About 70 percent of Mississippi's 18.5 million acres of forestland is owned by private, non-industrial owners. These are all types of people who through family or other circumstances happen to own tracts of forestland.
According to 1996 research, an estimated 175,000 private non-industrial forest landowners in Mississippi own 20 acres or more of forestland. Many of these forestland owners are unfamiliar with forestry and forest management. Often these owners contact Extension Forestry for information and call themselves "beginners". If you've come to this section, you are probably one of those owners.
Often, the first encounter a forest landowner has with forestry is when an offer is made to buy their timber, but some people just want to learn about their forest.
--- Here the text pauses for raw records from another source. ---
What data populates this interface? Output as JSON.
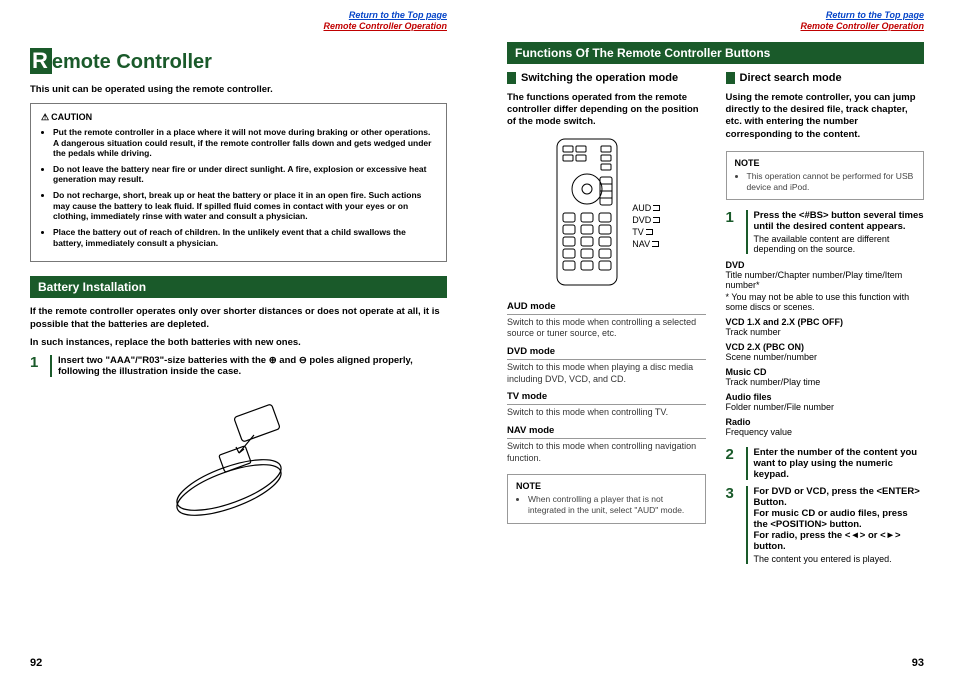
{
  "links": {
    "top": "Return to the Top page",
    "section": "Remote Controller Operation"
  },
  "left": {
    "title_big": "R",
    "title_rest": "emote Controller",
    "intro": "This unit can be operated using the remote controller.",
    "caution_title": "CAUTION",
    "cautions": [
      "Put the remote controller in a place where it will not move during braking or other operations. A dangerous situation could result, if the remote controller falls down and gets wedged under the pedals while driving.",
      "Do not leave the battery near fire or under direct sunlight. A fire, explosion or excessive heat generation may result.",
      "Do not recharge, short, break up or heat the battery or place it in an open fire. Such actions may cause the battery to leak fluid. If spilled fluid comes in contact with your eyes or on clothing, immediately rinse with water and consult a physician.",
      "Place the battery out of reach of children. In the unlikely event that a child swallows the battery, immediately consult a physician."
    ],
    "battery_heading": "Battery Installation",
    "battery_p1": "If the remote controller operates only over shorter distances or does not operate at all, it is possible that the batteries are depleted.",
    "battery_p2": "In such instances, replace the both batteries with new ones.",
    "battery_step_num": "1",
    "battery_step": "Insert two \"AAA\"/\"R03\"-size batteries with the ⊕ and ⊖ poles aligned properly, following the illustration inside the case.",
    "page_num": "92"
  },
  "right": {
    "func_heading": "Functions Of The Remote Controller Buttons",
    "switch_heading": "Switching the operation mode",
    "switch_desc": "The functions operated from the remote controller differ depending on the position of the mode switch.",
    "mode_labels": [
      "AUD",
      "DVD",
      "TV",
      "NAV"
    ],
    "modes": [
      {
        "t": "AUD mode",
        "d": "Switch to this mode when controlling a selected source or tuner source, etc."
      },
      {
        "t": "DVD mode",
        "d": "Switch to this mode when playing a disc media including DVD, VCD, and CD."
      },
      {
        "t": "TV mode",
        "d": "Switch to this mode when controlling TV."
      },
      {
        "t": "NAV mode",
        "d": "Switch to this mode when controlling navigation function."
      }
    ],
    "note_left_title": "NOTE",
    "note_left": "When controlling a player that is not integrated in the unit, select \"AUD\" mode.",
    "direct_heading": "Direct search mode",
    "direct_desc": "Using the remote controller, you can jump directly to the desired file, track chapter, etc. with entering the number corresponding to the content.",
    "note_right_title": "NOTE",
    "note_right": "This operation cannot be performed for USB device and iPod.",
    "steps": [
      {
        "n": "1",
        "lead": "Press the <#BS> button several times until the desired content appears.",
        "sub": "The available content are different depending on the source."
      },
      {
        "n": "2",
        "lead": "Enter the number of the content you want to play using the numeric keypad."
      },
      {
        "n": "3",
        "lead": "For DVD or VCD, press the <ENTER> Button.\nFor music CD or audio files, press the <POSITION> button.\nFor radio, press the <◄> or <►> button.",
        "sub": "The content you entered is played."
      }
    ],
    "defs": [
      {
        "t": "DVD",
        "d": "Title number/Chapter number/Play time/Item number*",
        "extra": "* You may not be able to use this function with some discs or scenes."
      },
      {
        "t": "VCD 1.X and 2.X (PBC OFF)",
        "d": "Track number"
      },
      {
        "t": "VCD 2.X (PBC ON)",
        "d": "Scene number/number"
      },
      {
        "t": "Music CD",
        "d": "Track number/Play time"
      },
      {
        "t": "Audio files",
        "d": "Folder number/File number"
      },
      {
        "t": "Radio",
        "d": "Frequency value"
      }
    ],
    "page_num": "93"
  }
}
This section is designed to provide basic information about Mississippi's forestry sector so people new to forestry can know enough to ask further questions and learn about the possibilities of managing their forestland.
Frequently Asked Questions
STARKVILLE, Miss. -- The Mississippi State University Extension Service invites private landowners to a workshop to learn about the benefits prescribed burns provide for wildlife habitat.
The prescribed burning workshop will be held at the Black Prairie Wildlife Management Area in Crawford, Mississippi, on Feb. 15 from 9 a.m. to 3 p.m.
Many forest landowners wonder if best management practices really matter on their property, and the simple answer is yes. (Photo by MSU Extension Service/John Auel)
Streamside management zones have become critical tools forestry landowners and professionals use for protecting water quality during and after timber harvests.